"Thinking of 100 Years: Historical Notes From Filipino Americans in Ann Arbor" will be at the Ann Arbor District Library on S. Fifth Ave. July 11-31. The exhibit, celebrating the 100-year anniversary of the Declaration of Philippine Independence from Spain, will feature original objects of historical and cultural value that reflect how individuals from the local community can think about a hundred years of history.

There will be an opening program 2-4 p.m. July 11 at the District Library's multi-purpose room that will launch a series of Saturday afternoon lectures. The Centennial exhibit, opening program and lecture series are sponsored by the U-M Philippine Study Group (PSG), the U-M Filipino American Students Association, the Philippine Michigan Club of Ann Arbor and the District Library. For more information, send e-mail to, or visit the PSG's Web site at

Festival Youth Arts Showcase is June 28

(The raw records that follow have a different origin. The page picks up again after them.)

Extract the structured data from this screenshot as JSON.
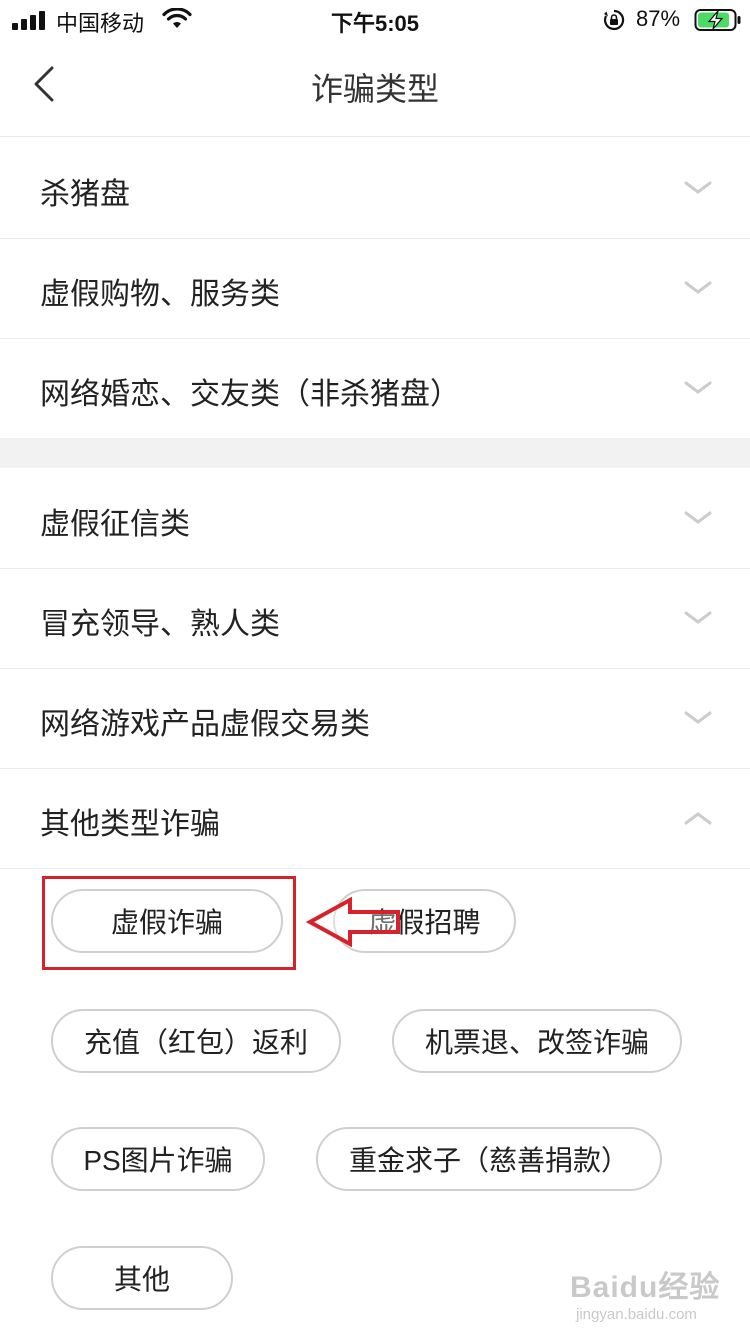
{
  "status_bar": {
    "carrier": "中国移动",
    "time": "下午5:05",
    "battery_percent": "87%"
  },
  "nav": {
    "title": "诈骗类型"
  },
  "categories": [
    {
      "label": "杀猪盘",
      "expanded": false
    },
    {
      "label": "虚假购物、服务类",
      "expanded": false
    },
    {
      "label": "网络婚恋、交友类（非杀猪盘）",
      "expanded": false
    },
    {
      "label": "虚假征信类",
      "expanded": false
    },
    {
      "label": "冒充领导、熟人类",
      "expanded": false
    },
    {
      "label": "网络游戏产品虚假交易类",
      "expanded": false
    },
    {
      "label": "其他类型诈骗",
      "expanded": true
    }
  ],
  "subtypes": [
    "虚假诈骗",
    "虚假招聘",
    "充值（红包）返利",
    "机票退、改签诈骗",
    "PS图片诈骗",
    "重金求子（慈善捐款）",
    "其他"
  ],
  "annotation": {
    "highlight_color": "#d6232b"
  },
  "watermark": {
    "logo": "Baidu经验",
    "url": "jingyan.baidu.com"
  }
}
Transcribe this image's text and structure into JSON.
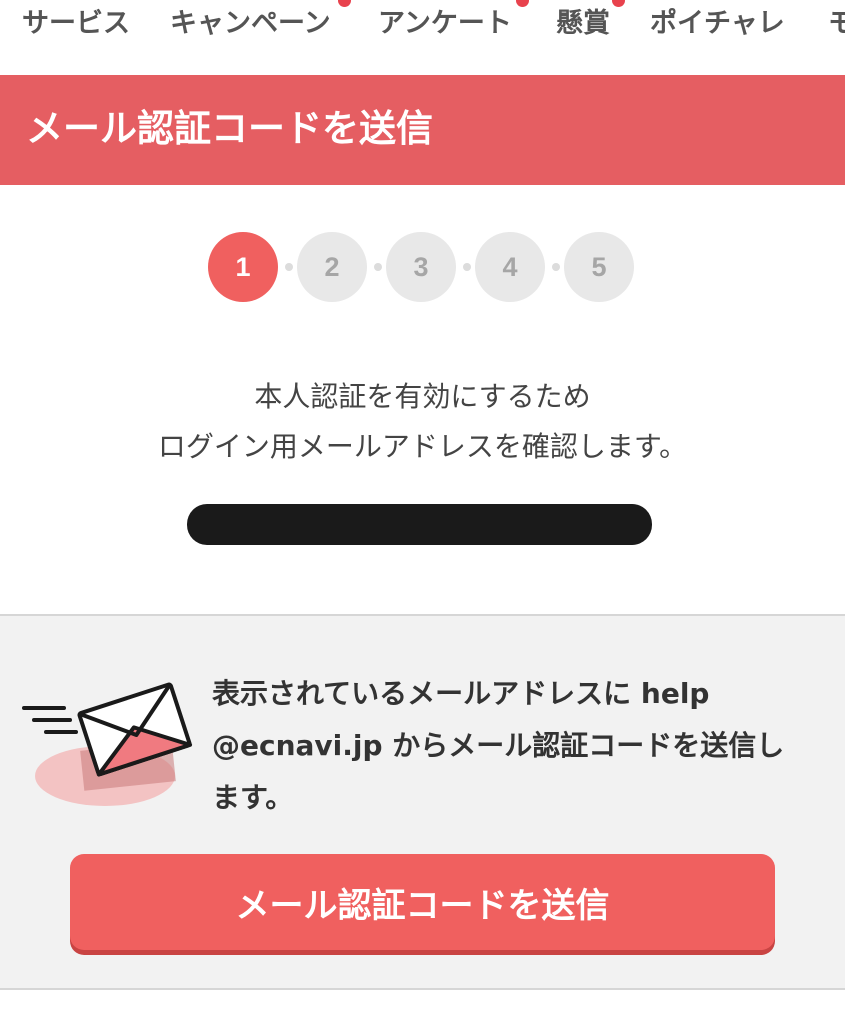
{
  "nav": {
    "items": [
      {
        "label": "サービス",
        "has_dot": false
      },
      {
        "label": "キャンペーン",
        "has_dot": true
      },
      {
        "label": "アンケート",
        "has_dot": true
      },
      {
        "label": "懸賞",
        "has_dot": true
      },
      {
        "label": "ポイチャレ",
        "has_dot": false
      },
      {
        "label": "モ",
        "has_dot": false
      }
    ]
  },
  "banner": {
    "title": "メール認証コードを送信"
  },
  "steps": {
    "items": [
      "1",
      "2",
      "3",
      "4",
      "5"
    ],
    "current": 1
  },
  "intro": {
    "line1": "本人認証を有効にするため",
    "line2": "ログイン用メールアドレスを確認します。"
  },
  "notice": {
    "text": "表示されているメールアドレスに help @ecnavi.jp からメール認証コードを送信します。"
  },
  "send_button": {
    "label": "メール認証コードを送信"
  },
  "colors": {
    "accent": "#f0605f",
    "banner": "#e55e62",
    "dot": "#e8424d"
  }
}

The Festival Youth Arts Showcase of the Ann Arbor Summer Festival will be held at 7 p.m. Sun. (June 28) at the Power Center for the Performing Arts. The event features performances by the Boychoir of Ann Arbor, DEMI Dance Ensemble of Michigan, Community High 2 O'Clock Jazz Ensemble and the All City Players. Tickets, $20 for gold seating, $10 for adults and $5 for children, are available by calling 764-2538 or visiting the Burton Memorial Tower Box Office.

Organ featured in classical music series

Music for organ will be presented in a classical music series at 4 p.m. Sundays, June 28, July 5 and July 12 in the Blanche Anderson Moore Hall of the School of Music. The concerts will be performed on a baroque-style organ, the Marilyn Mason Organ. Tickets are $7 each or $23 for the series and are obtainable at the door.

The Marilyn Mason Organ is modeled after a composite of the best features of the medium-sized organs built by J.S. Bach's contemporary Gottfried Silbermann (1683-1753) and upon whose organs Bach often performed with high praise. This organ affords the U-M organ faculty and students with a baroque-style recital and teaching instrument which most authentically serves the monumental compositions of J.S. Bach and his contemporaries.